- ABOUT THIS TASK:
If a line in the records contains the string "Campo", show that line.

(Items from a dataset)
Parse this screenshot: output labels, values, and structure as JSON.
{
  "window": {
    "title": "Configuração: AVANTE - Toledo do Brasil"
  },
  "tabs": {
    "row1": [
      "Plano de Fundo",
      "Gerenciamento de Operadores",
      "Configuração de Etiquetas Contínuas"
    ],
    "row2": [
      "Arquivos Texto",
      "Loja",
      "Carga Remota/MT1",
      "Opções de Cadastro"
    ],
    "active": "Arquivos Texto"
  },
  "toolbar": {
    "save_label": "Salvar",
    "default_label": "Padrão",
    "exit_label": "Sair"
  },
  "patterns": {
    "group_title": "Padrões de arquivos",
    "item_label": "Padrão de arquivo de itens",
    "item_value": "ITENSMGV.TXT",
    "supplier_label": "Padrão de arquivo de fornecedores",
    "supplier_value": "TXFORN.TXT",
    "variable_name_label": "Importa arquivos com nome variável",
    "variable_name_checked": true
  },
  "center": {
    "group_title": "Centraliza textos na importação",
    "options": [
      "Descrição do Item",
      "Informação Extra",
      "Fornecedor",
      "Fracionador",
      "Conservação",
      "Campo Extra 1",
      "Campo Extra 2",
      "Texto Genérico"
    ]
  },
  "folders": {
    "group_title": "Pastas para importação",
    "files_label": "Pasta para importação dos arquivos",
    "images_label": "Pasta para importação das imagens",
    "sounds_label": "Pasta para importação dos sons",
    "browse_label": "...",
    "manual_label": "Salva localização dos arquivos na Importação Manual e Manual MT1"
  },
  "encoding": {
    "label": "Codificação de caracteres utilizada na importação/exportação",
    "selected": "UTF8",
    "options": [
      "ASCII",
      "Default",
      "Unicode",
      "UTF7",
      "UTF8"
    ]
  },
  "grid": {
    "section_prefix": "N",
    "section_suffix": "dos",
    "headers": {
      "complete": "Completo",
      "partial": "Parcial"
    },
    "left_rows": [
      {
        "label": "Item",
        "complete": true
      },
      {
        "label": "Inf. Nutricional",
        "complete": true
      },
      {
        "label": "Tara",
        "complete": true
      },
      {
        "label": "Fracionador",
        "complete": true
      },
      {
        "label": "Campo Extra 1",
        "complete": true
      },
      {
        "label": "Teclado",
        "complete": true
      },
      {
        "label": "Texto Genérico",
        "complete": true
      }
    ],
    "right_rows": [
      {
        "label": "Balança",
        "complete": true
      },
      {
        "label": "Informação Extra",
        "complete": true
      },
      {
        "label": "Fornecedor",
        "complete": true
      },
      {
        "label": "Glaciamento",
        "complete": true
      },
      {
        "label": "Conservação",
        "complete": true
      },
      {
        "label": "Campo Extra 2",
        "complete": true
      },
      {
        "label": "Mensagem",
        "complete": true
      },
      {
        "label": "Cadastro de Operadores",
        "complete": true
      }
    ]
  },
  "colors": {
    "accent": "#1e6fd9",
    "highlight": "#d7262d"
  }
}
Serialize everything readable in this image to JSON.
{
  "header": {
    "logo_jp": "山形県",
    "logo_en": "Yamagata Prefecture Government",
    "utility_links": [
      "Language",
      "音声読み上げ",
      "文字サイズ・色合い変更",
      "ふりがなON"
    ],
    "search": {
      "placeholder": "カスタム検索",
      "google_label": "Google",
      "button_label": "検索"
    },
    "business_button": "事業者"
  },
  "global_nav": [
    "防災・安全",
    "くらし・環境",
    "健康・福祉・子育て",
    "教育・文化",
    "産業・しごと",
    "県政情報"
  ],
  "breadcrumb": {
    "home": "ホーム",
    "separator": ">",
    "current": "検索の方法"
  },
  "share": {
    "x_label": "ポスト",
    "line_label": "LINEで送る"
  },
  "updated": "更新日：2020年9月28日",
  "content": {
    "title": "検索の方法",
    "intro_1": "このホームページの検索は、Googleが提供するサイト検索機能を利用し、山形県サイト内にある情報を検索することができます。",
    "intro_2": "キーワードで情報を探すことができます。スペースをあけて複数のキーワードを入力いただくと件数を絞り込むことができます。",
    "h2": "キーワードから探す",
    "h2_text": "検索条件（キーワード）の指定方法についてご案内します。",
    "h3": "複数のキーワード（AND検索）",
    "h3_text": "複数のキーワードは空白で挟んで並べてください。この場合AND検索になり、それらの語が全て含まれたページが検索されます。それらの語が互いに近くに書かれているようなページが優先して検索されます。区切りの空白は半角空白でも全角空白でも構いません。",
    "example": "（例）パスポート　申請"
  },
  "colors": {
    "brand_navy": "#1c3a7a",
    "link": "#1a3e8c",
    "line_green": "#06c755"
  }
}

- ANSWER AREA:
      "Campo Extra 1",
      "Campo Extra 2",
        "label": "Campo Extra 1",
        "label": "Campo Extra 2",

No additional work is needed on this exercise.